Also available--but not featured in our model--is adaptive (or in Lexus-speak, Dynamic Laser) cruise control to enable drivers to electronically maintain a preset distance while following vehicles on the highway. The only significant external difference between the RX 350 and the outgoing RX 330 (the car it replaces) is the addition of a grille below the front bumper. The 3.5-liter V-6 RX 350 is more powerful than the Lexus RX 330, generating a healthy 270 horsepower, which is enough to propel the 4,090-pound RX 350 from standing to 60mph in 7.3 seconds. Engine tech is also upgraded in the RX 350, which uses dual variable-valve timing to optimize performance and reduce emissions. With the Performance Package, the RX 350's 5-speed automatic gearbox includes sequential transmission.
The five-door RX 350 is technically an SUV, but it is cut from different cloth than truck-based models. While calling it nimble is a stretch, its throttle response is good, and its handling and road-holding when thrown into corners is more akin to a car than a truck.
In keeping with its driving-to-the-country-club, luxury-SUV persona, the standard MacPherson strut suspension is supple with excellent damping. Our 2WD tester came with a Performance Package, which equipped it with four-wheel air suspension for driving in different conditions. At speeds of over 62mph, the RX 350 automatically lowers by 0.3 inches to increase handling and reduce the car's drag coefficient. Those wishing to get even sportier can press a button to lower the suspension a further 0.3 inches. There are also options to lower the car still further for ease of access or loading and to increase suspension height for off-road driving.
Despite being equipped with variable stability control, our front-wheel-drive version had a habit of losing its grip and wheel-spinning on challenging inclines. That minority of drivers investing in the Performance Package for off-track use should also consider upgrading to the AWD model, which provides a 50/50 front-to-rear power split and adds a viscous, limited-slip, center-differential transfer torque to those wheels with the most grip when driving in off-road situations.
The RX 350 is remarkably economical for a V-6 SUV. According to the EPA, it will get 20mpg in the city and 25mpg on the highway. In our experience of city-weighted mixed driving, we observed an average of 21.6mpg, which is extremely respectable for a car of this power and weight.

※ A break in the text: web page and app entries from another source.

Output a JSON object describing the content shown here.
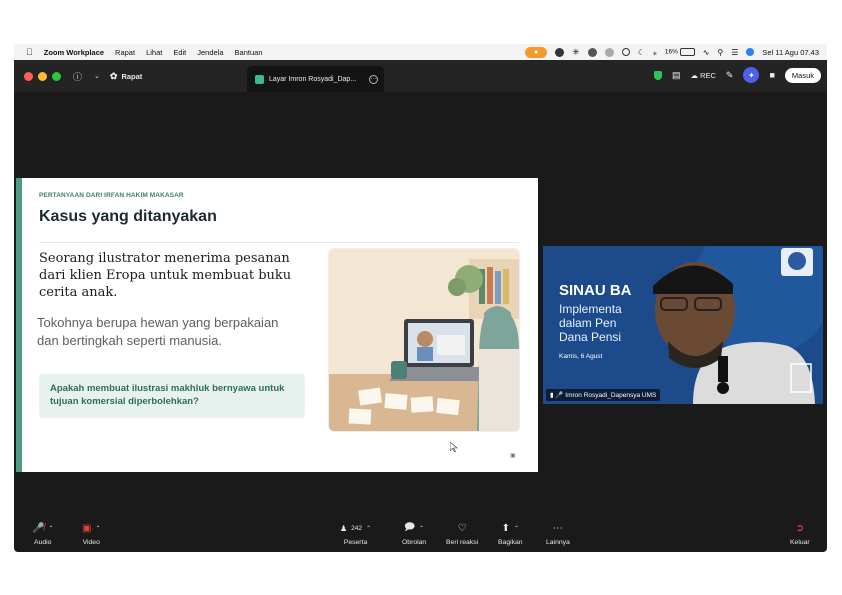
{
  "menubar": {
    "app_name": "Zoom Workplace",
    "menus": [
      "Rapat",
      "Lihat",
      "Edit",
      "Jendela",
      "Bantuan"
    ],
    "battery": "16%",
    "datetime": "Sel 11 Agu  07.43"
  },
  "window": {
    "meeting_label": "Rapat",
    "tab_title": "Layar Imron Rosyadi_Dap...",
    "rec_label": "REC",
    "signin_label": "Masuk"
  },
  "slide": {
    "kicker": "PERTANYAAN DARI IRFAN HAKIM MAKASAR",
    "title": "Kasus yang ditanyakan",
    "lead": "Seorang ilustrator menerima pesanan dari klien Eropa untuk membuat buku cerita anak.",
    "sub": "Tokohnya berupa hewan yang berpakaian dan bertingkah seperti manusia.",
    "question": "Apakah membuat ilustrasi makhluk bernyawa untuk tujuan komersial diperbolehkan?"
  },
  "video": {
    "banner_title": "SINAU BA",
    "banner_lines": [
      "Implementa",
      "dalam Pen",
      "Dana Pensi"
    ],
    "banner_date": "Kamis, 6 Agust",
    "participant_name": "Imron Rosyadi_Dapensya UMS"
  },
  "controls": {
    "audio": "Audio",
    "video": "Video",
    "participants": "Peserta",
    "participant_count": "242",
    "chat": "Obrolan",
    "react": "Beri reaksi",
    "share": "Bagikan",
    "more": "Lainnya",
    "leave": "Keluar"
  },
  "colors": {
    "accent_green": "#4e9a83",
    "window_bg": "#1a1a1a",
    "leave_red": "#e0453a"
  }
}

Thanks to its emissions-reducing engine technology, the RX 350 retains the RX 330's Ultra-Low Emission Vehicle II (U-LEV II) certification, despite being more powerful. Safety features on the RX 350 are plentiful and in line with Lexus's reputation. Four-wheel antilock brakes with brake assist and electronic brake-force distribution come as standard, as do vehicle stability control and a tire pressure-monitoring system.
Also standard are dual advanced front airbags, driver's knee airbags, front and rear side-curtain airbags, and front-seat-mounted side airbags.
As part of its Performance Package, our test model came with high-intensity discharge headlamps with Lexus's adaptive front lighting system, enabling the headlights to swivel to correspond to the direction of the vehicle when turning, and rain-sensing wipers.
The RX 350 comes with Lexus's new vehicle limited warranty, which includes four-year/50,000-mile basic coverage, six-year/70,000-mile powertrain coverage, and six-year/unlimited mileage corrosion coverage. Lexus also provides the vehicle's first scheduled maintenance service for free.